A number of different kinds of lottery games are in existence, with each having its own rules and procedures. One of the most popular is the National Basketball Association (NBA) draft lottery, which determines the first selection in a team’s annual draft. The lottery is also used in some sports to award player contracts. For example, the NBA holds a lottery to select the highest available college talent and give them their first opportunity to join a professional team.
Historically, state-sponsored lotteries were common in Europe. By the fourteen-hundreds, they had become a popular way to fund town fortifications and build charity houses for the poor. In the seventeenth century, Britain adopted the practice, and by the eighteenth century, almost every town held a lottery.
The lottery has long been a staple of government revenue, and it’s still the largest source of state lottery proceeds worldwide. The game is popular with both players and taxpayers. However, some are concerned about the addiction and other social costs associated with playing the lottery. Others see the game as an alternative to taxes, which they view as morally wrong. Although gambling can become addictive, it is not nearly as costly in the aggregate as alcohol or tobacco, two other vices governments frequently tax to generate revenue.
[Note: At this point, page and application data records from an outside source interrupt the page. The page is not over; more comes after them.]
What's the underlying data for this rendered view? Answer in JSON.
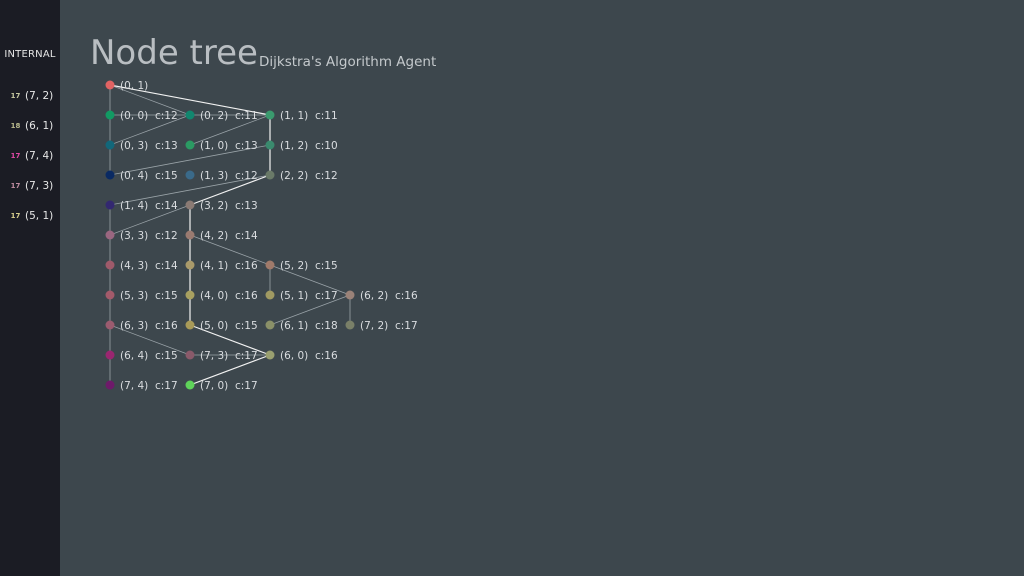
{
  "sidebar": {
    "title": "INTERNAL",
    "items": [
      {
        "label": "(7, 2)",
        "badge": "17",
        "icon": "agent-icon",
        "color": "#c7c9a2"
      },
      {
        "label": "(6, 1)",
        "badge": "18",
        "icon": "agent-icon",
        "color": "#b9b98d"
      },
      {
        "label": "(7, 4)",
        "badge": "17",
        "icon": "agent-icon",
        "color": "#e24aa6"
      },
      {
        "label": "(7, 3)",
        "badge": "17",
        "icon": "agent-icon",
        "color": "#c08da2"
      },
      {
        "label": "(5, 1)",
        "badge": "17",
        "icon": "agent-icon",
        "color": "#d8cf8e"
      }
    ]
  },
  "header": {
    "title": "Node tree",
    "subtitle": "Dijkstra's Algorithm Agent"
  },
  "tree": {
    "nodes": [
      {
        "id": "0_1",
        "label": "(0, 1)",
        "cost": "",
        "col": 0,
        "row": 0,
        "color": "#e06363"
      },
      {
        "id": "0_0",
        "label": "(0, 0)",
        "cost": "c:12",
        "col": 0,
        "row": 1,
        "color": "#129a63"
      },
      {
        "id": "0_3",
        "label": "(0, 3)",
        "cost": "c:13",
        "col": 0,
        "row": 2,
        "color": "#12677a"
      },
      {
        "id": "0_4",
        "label": "(0, 4)",
        "cost": "c:15",
        "col": 0,
        "row": 3,
        "color": "#0a2a63"
      },
      {
        "id": "1_4",
        "label": "(1, 4)",
        "cost": "c:14",
        "col": 0,
        "row": 4,
        "color": "#332870"
      },
      {
        "id": "3_3",
        "label": "(3, 3)",
        "cost": "c:12",
        "col": 0,
        "row": 5,
        "color": "#9a6680"
      },
      {
        "id": "4_3",
        "label": "(4, 3)",
        "cost": "c:14",
        "col": 0,
        "row": 6,
        "color": "#9f5a6a"
      },
      {
        "id": "5_3",
        "label": "(5, 3)",
        "cost": "c:15",
        "col": 0,
        "row": 7,
        "color": "#a35a6a"
      },
      {
        "id": "6_3",
        "label": "(6, 3)",
        "cost": "c:16",
        "col": 0,
        "row": 8,
        "color": "#9b5b6f"
      },
      {
        "id": "6_4",
        "label": "(6, 4)",
        "cost": "c:15",
        "col": 0,
        "row": 9,
        "color": "#9a2670"
      },
      {
        "id": "7_4",
        "label": "(7, 4)",
        "cost": "c:17",
        "col": 0,
        "row": 10,
        "color": "#6e1a6a"
      },
      {
        "id": "0_2",
        "label": "(0, 2)",
        "cost": "c:11",
        "col": 1,
        "row": 1,
        "color": "#12876f"
      },
      {
        "id": "1_0",
        "label": "(1, 0)",
        "cost": "c:13",
        "col": 1,
        "row": 2,
        "color": "#2b9a63"
      },
      {
        "id": "1_3",
        "label": "(1, 3)",
        "cost": "c:12",
        "col": 1,
        "row": 3,
        "color": "#3a6a8a"
      },
      {
        "id": "3_2",
        "label": "(3, 2)",
        "cost": "c:13",
        "col": 1,
        "row": 4,
        "color": "#8a7a74"
      },
      {
        "id": "4_2",
        "label": "(4, 2)",
        "cost": "c:14",
        "col": 1,
        "row": 5,
        "color": "#9a7a70"
      },
      {
        "id": "4_1",
        "label": "(4, 1)",
        "cost": "c:16",
        "col": 1,
        "row": 6,
        "color": "#aa9a6a"
      },
      {
        "id": "4_0",
        "label": "(4, 0)",
        "cost": "c:16",
        "col": 1,
        "row": 7,
        "color": "#a8a060"
      },
      {
        "id": "5_0",
        "label": "(5, 0)",
        "cost": "c:15",
        "col": 1,
        "row": 8,
        "color": "#a89a58"
      },
      {
        "id": "7_3",
        "label": "(7, 3)",
        "cost": "c:17",
        "col": 1,
        "row": 9,
        "color": "#8a5a6a"
      },
      {
        "id": "7_0",
        "label": "(7, 0)",
        "cost": "c:17",
        "col": 1,
        "row": 10,
        "color": "#5fd35a"
      },
      {
        "id": "1_1",
        "label": "(1, 1)",
        "cost": "c:11",
        "col": 2,
        "row": 1,
        "color": "#3a9a6e"
      },
      {
        "id": "1_2",
        "label": "(1, 2)",
        "cost": "c:10",
        "col": 2,
        "row": 2,
        "color": "#3a8a6e"
      },
      {
        "id": "2_2",
        "label": "(2, 2)",
        "cost": "c:12",
        "col": 2,
        "row": 3,
        "color": "#6a7a68"
      },
      {
        "id": "5_2",
        "label": "(5, 2)",
        "cost": "c:15",
        "col": 2,
        "row": 6,
        "color": "#a07a6a"
      },
      {
        "id": "5_1",
        "label": "(5, 1)",
        "cost": "c:17",
        "col": 2,
        "row": 7,
        "color": "#a09a62"
      },
      {
        "id": "6_1",
        "label": "(6, 1)",
        "cost": "c:18",
        "col": 2,
        "row": 8,
        "color": "#8a9068"
      },
      {
        "id": "6_0",
        "label": "(6, 0)",
        "cost": "c:16",
        "col": 2,
        "row": 9,
        "color": "#9aa070"
      },
      {
        "id": "6_2",
        "label": "(6, 2)",
        "cost": "c:16",
        "col": 3,
        "row": 7,
        "color": "#9a8278"
      },
      {
        "id": "7_2",
        "label": "(7, 2)",
        "cost": "c:17",
        "col": 3,
        "row": 8,
        "color": "#7a8068"
      }
    ],
    "edges": [
      {
        "from": "0_1",
        "to": "0_0",
        "path": false
      },
      {
        "from": "0_0",
        "to": "0_3",
        "path": false
      },
      {
        "from": "0_3",
        "to": "0_4",
        "path": false
      },
      {
        "from": "1_4",
        "to": "3_3",
        "path": false
      },
      {
        "from": "3_3",
        "to": "4_3",
        "path": false
      },
      {
        "from": "4_3",
        "to": "5_3",
        "path": false
      },
      {
        "from": "5_3",
        "to": "6_3",
        "path": false
      },
      {
        "from": "6_3",
        "to": "6_4",
        "path": false
      },
      {
        "from": "6_4",
        "to": "7_4",
        "path": false
      },
      {
        "from": "0_1",
        "to": "0_2",
        "path": false
      },
      {
        "from": "0_0",
        "to": "0_2",
        "path": false
      },
      {
        "from": "0_3",
        "to": "0_2",
        "path": false
      },
      {
        "from": "0_2",
        "to": "1_1",
        "path": false
      },
      {
        "from": "1_0",
        "to": "1_1",
        "path": false
      },
      {
        "from": "0_4",
        "to": "1_2",
        "path": false
      },
      {
        "from": "1_4",
        "to": "2_2",
        "path": false
      },
      {
        "from": "3_3",
        "to": "3_2",
        "path": false
      },
      {
        "from": "4_2",
        "to": "5_2",
        "path": false
      },
      {
        "from": "5_2",
        "to": "5_1",
        "path": false
      },
      {
        "from": "5_2",
        "to": "6_2",
        "path": false
      },
      {
        "from": "6_1",
        "to": "6_2",
        "path": false
      },
      {
        "from": "6_2",
        "to": "7_2",
        "path": false
      },
      {
        "from": "6_3",
        "to": "7_3",
        "path": false
      },
      {
        "from": "7_3",
        "to": "6_0",
        "path": false
      },
      {
        "from": "0_1",
        "to": "1_1",
        "path": true
      },
      {
        "from": "1_1",
        "to": "1_2",
        "path": true
      },
      {
        "from": "1_2",
        "to": "2_2",
        "path": true
      },
      {
        "from": "2_2",
        "to": "3_2",
        "path": true
      },
      {
        "from": "3_2",
        "to": "4_2",
        "path": true
      },
      {
        "from": "4_2",
        "to": "4_1",
        "path": true
      },
      {
        "from": "4_1",
        "to": "4_0",
        "path": true
      },
      {
        "from": "4_0",
        "to": "5_0",
        "path": true
      },
      {
        "from": "5_0",
        "to": "6_0",
        "path": true
      },
      {
        "from": "6_0",
        "to": "7_0",
        "path": true
      }
    ],
    "colors": {
      "edge": "#9aa3a8",
      "path_edge": "#f2f2f2"
    }
  }
}
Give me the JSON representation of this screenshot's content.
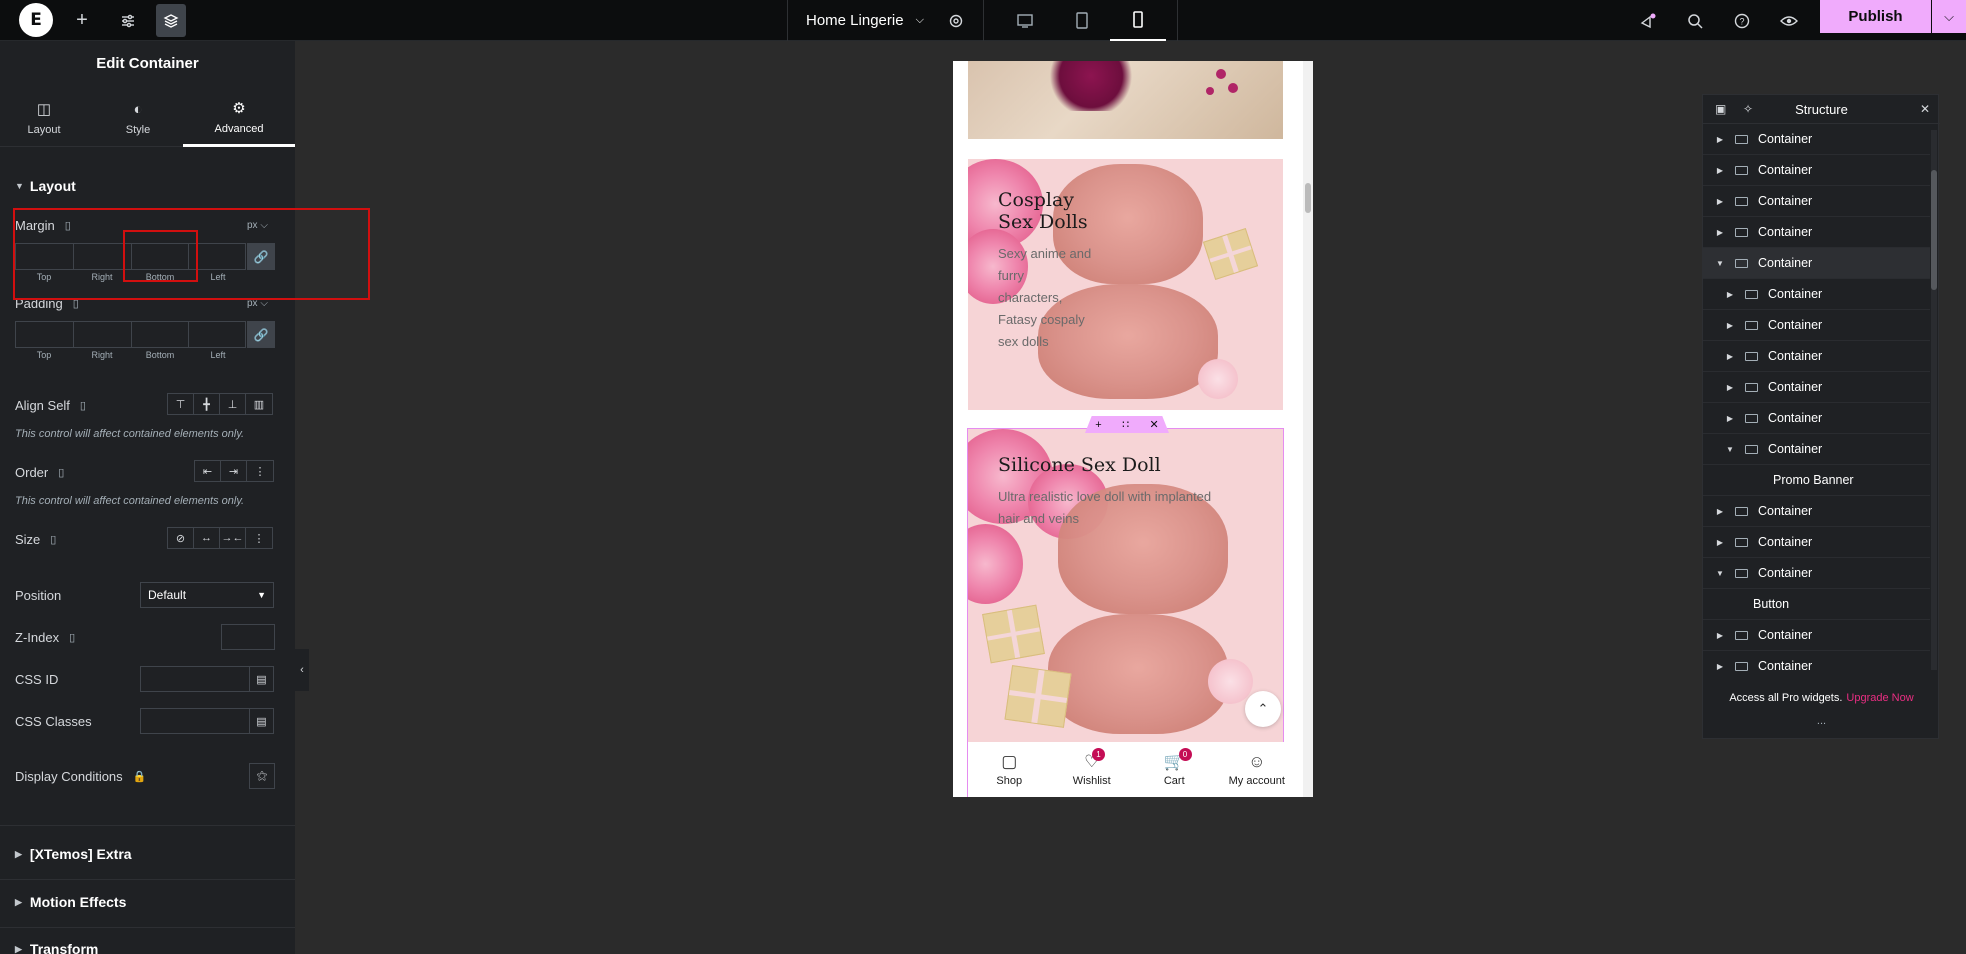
{
  "topbar": {
    "page_title": "Home Lingerie",
    "publish_label": "Publish"
  },
  "panel": {
    "title": "Edit Container",
    "tabs": [
      {
        "label": "Layout",
        "icon": "layout-icon"
      },
      {
        "label": "Style",
        "icon": "style-icon"
      },
      {
        "label": "Advanced",
        "icon": "gear-icon"
      }
    ],
    "section_layout": "Layout",
    "margin": {
      "label": "Margin",
      "unit": "px",
      "sides": [
        "Top",
        "Right",
        "Bottom",
        "Left"
      ]
    },
    "padding": {
      "label": "Padding",
      "unit": "px",
      "sides": [
        "Top",
        "Right",
        "Bottom",
        "Left"
      ]
    },
    "align_self": "Align Self",
    "align_note": "This control will affect contained elements only.",
    "order": "Order",
    "order_note": "This control will affect contained elements only.",
    "size": "Size",
    "position": {
      "label": "Position",
      "value": "Default"
    },
    "z_index": "Z-Index",
    "css_id": "CSS ID",
    "css_classes": "CSS Classes",
    "display_conditions": "Display Conditions",
    "collapsed_sections": [
      "[XTemos] Extra",
      "Motion Effects",
      "Transform"
    ]
  },
  "preview": {
    "card1": {
      "title_line1": "Cosplay",
      "title_line2": "Sex Dolls",
      "desc_lines": [
        "Sexy anime and",
        "furry",
        "characters,",
        "Fatasy cospaly",
        "sex dolls"
      ]
    },
    "card2": {
      "title": "Silicone Sex Doll",
      "desc_line1": "Ultra realistic love doll with implanted",
      "desc_line2": "hair and veins"
    },
    "nav": [
      {
        "label": "Shop",
        "icon": "shop-icon",
        "badge": ""
      },
      {
        "label": "Wishlist",
        "icon": "heart-icon",
        "badge": "1"
      },
      {
        "label": "Cart",
        "icon": "cart-icon",
        "badge": "0"
      },
      {
        "label": "My account",
        "icon": "user-icon",
        "badge": ""
      }
    ]
  },
  "structure": {
    "title": "Structure",
    "rows": [
      {
        "label": "Container",
        "depth": 0,
        "expanded": false
      },
      {
        "label": "Container",
        "depth": 0,
        "expanded": false
      },
      {
        "label": "Container",
        "depth": 0,
        "expanded": false
      },
      {
        "label": "Container",
        "depth": 0,
        "expanded": false
      },
      {
        "label": "Container",
        "depth": 0,
        "expanded": true
      },
      {
        "label": "Container",
        "depth": 1,
        "expanded": false
      },
      {
        "label": "Container",
        "depth": 1,
        "expanded": false
      },
      {
        "label": "Container",
        "depth": 1,
        "expanded": false
      },
      {
        "label": "Container",
        "depth": 1,
        "expanded": false
      },
      {
        "label": "Container",
        "depth": 1,
        "expanded": false
      },
      {
        "label": "Container",
        "depth": 1,
        "expanded": true
      },
      {
        "label": "Promo Banner",
        "depth": 2,
        "expanded": null
      },
      {
        "label": "Container",
        "depth": 0,
        "expanded": false
      },
      {
        "label": "Container",
        "depth": 0,
        "expanded": false
      },
      {
        "label": "Container",
        "depth": 0,
        "expanded": true
      },
      {
        "label": "Button",
        "depth": 1,
        "expanded": null
      },
      {
        "label": "Container",
        "depth": 0,
        "expanded": false
      },
      {
        "label": "Container",
        "depth": 0,
        "expanded": false
      }
    ],
    "footer_text": "Access all Pro widgets.",
    "footer_link": "Upgrade Now",
    "dots": "..."
  }
}
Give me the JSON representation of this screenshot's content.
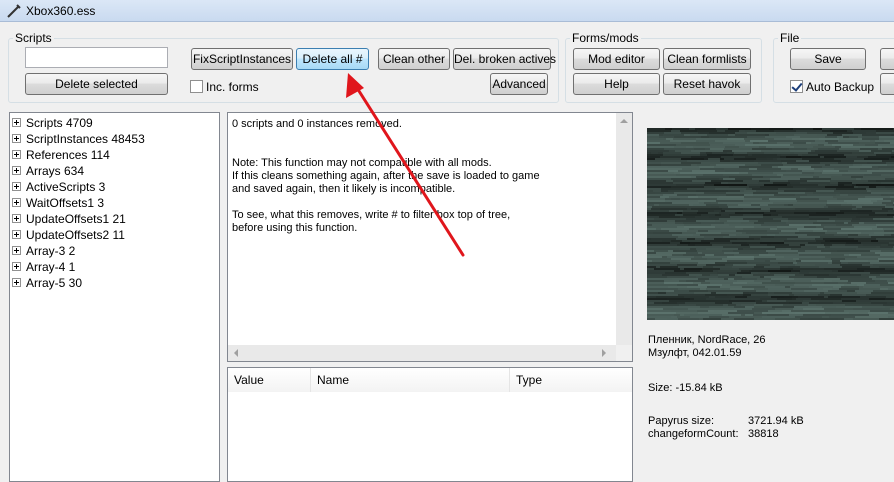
{
  "window": {
    "title": "Xbox360.ess"
  },
  "scripts_group": {
    "legend": "Scripts",
    "filter_value": "",
    "delete_selected": "Delete selected",
    "fix_script_instances": "FixScriptInstances",
    "delete_all": "Delete all #",
    "clean_other": "Clean other",
    "del_broken_actives": "Del. broken actives",
    "advanced": "Advanced",
    "inc_forms_label": "Inc. forms",
    "inc_forms_checked": false
  },
  "forms_group": {
    "legend": "Forms/mods",
    "mod_editor": "Mod editor",
    "clean_formlists": "Clean formlists",
    "help": "Help",
    "reset_havok": "Reset havok"
  },
  "file_group": {
    "legend": "File",
    "save": "Save",
    "auto_backup_label": "Auto Backup",
    "auto_backup_checked": true
  },
  "tree": {
    "items": [
      {
        "label": "Scripts 4709"
      },
      {
        "label": "ScriptInstances 48453"
      },
      {
        "label": "References 114"
      },
      {
        "label": "Arrays 634"
      },
      {
        "label": "ActiveScripts 3"
      },
      {
        "label": "WaitOffsets1 3"
      },
      {
        "label": "UpdateOffsets1 21"
      },
      {
        "label": "UpdateOffsets2 11"
      },
      {
        "label": "Array-3 2"
      },
      {
        "label": "Array-4 1"
      },
      {
        "label": "Array-5 30"
      }
    ]
  },
  "message": {
    "text": "0 scripts and 0 instances removed.\n\n\nNote: This function may not compatible with all mods.\nIf this cleans something again, after the save is loaded to game\nand saved again, then it likely is incompatible.\n\nTo see, what this removes, write # to filter box top of tree,\nbefore using this function."
  },
  "table": {
    "columns": [
      {
        "label": "Value"
      },
      {
        "label": "Name"
      },
      {
        "label": "Type"
      }
    ]
  },
  "save_info": {
    "line1": "Пленник, NordRace, 26",
    "line2": "Мзулфт, 042.01.59",
    "size": "Size: -15.84 kB",
    "papyrus_label": "Papyrus size:",
    "papyrus_value": "3721.94 kB",
    "changeform_label": "changeformCount:",
    "changeform_value": "38818"
  },
  "colors": {
    "annotation_arrow": "#e0161c",
    "hot_button": "#bee6fd"
  }
}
While many people play the lottery on their own, some form syndicates to buy more tickets and increase their chances of winning. In the United States, for example, winners can choose whether to receive their prize in a lump sum or as an annuity payment. A one-time payout is usually a smaller amount than the advertised jackpot, because of income and other taxes that must be paid, and the time value of money.
In the past, defenders of the lottery have characterized it as a “tax on the stupid.” But this argument is flawed because it assumes that the players don’t understand how unlikely it is to win or that they don’t enjoy the game anyway. Moreover, lottery sales are a reflection of economic fluctuation; as Cohen points out, they tend to increase when unemployment and poverty rates rise and decrease when they decline. In addition, the ads for lottery products are most heavily promoted in neighborhoods that are disproportionately poor, Black, or Latino.